→ **Task requirements**
Which lines in the entries below contain the string "title"? Show each of them in full.

→ **Excerpts from an interface dataset**
○ ○ ○ ○

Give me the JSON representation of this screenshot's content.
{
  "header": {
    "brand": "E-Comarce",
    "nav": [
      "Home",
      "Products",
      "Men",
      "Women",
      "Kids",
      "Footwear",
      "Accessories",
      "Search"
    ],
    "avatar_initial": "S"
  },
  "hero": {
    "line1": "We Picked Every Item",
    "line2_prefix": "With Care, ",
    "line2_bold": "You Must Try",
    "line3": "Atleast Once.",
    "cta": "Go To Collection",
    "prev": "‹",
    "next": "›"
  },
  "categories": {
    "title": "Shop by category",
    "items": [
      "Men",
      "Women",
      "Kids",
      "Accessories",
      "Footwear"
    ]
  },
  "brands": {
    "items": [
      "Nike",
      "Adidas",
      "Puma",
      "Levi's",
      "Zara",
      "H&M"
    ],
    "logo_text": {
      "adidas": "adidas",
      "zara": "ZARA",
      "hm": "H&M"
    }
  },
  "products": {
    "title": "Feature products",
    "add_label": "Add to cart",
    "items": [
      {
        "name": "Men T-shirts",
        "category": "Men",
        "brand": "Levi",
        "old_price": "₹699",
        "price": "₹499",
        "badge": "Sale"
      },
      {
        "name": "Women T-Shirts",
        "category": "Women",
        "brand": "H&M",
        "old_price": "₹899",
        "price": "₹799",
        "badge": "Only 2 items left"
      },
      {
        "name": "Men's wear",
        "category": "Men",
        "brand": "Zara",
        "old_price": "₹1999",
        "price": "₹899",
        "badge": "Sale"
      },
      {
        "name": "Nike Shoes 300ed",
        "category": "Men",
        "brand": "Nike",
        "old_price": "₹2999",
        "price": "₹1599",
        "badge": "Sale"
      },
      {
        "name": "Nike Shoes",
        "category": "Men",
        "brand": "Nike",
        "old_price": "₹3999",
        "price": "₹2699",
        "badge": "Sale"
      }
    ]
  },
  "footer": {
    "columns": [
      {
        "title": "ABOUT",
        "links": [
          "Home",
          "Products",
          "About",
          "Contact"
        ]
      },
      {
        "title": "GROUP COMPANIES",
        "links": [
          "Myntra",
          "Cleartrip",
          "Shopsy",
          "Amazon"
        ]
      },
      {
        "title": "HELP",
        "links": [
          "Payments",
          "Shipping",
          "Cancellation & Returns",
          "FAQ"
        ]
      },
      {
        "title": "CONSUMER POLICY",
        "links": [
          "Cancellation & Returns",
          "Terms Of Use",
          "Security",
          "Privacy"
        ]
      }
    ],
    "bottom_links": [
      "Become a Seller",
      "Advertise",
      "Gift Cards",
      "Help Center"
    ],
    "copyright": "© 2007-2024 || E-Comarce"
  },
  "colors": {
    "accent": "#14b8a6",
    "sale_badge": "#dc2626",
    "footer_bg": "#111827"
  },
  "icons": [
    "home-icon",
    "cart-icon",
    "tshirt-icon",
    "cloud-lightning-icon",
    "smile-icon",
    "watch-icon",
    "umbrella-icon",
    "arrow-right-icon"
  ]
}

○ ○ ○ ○

→ **Output for this task**
    "title": "Shop by category",
    "title": "Feature products",
        "title": "ABOUT",
        "title": "GROUP COMPANIES",
        "title": "HELP",
        "title": "CONSUMER POLICY",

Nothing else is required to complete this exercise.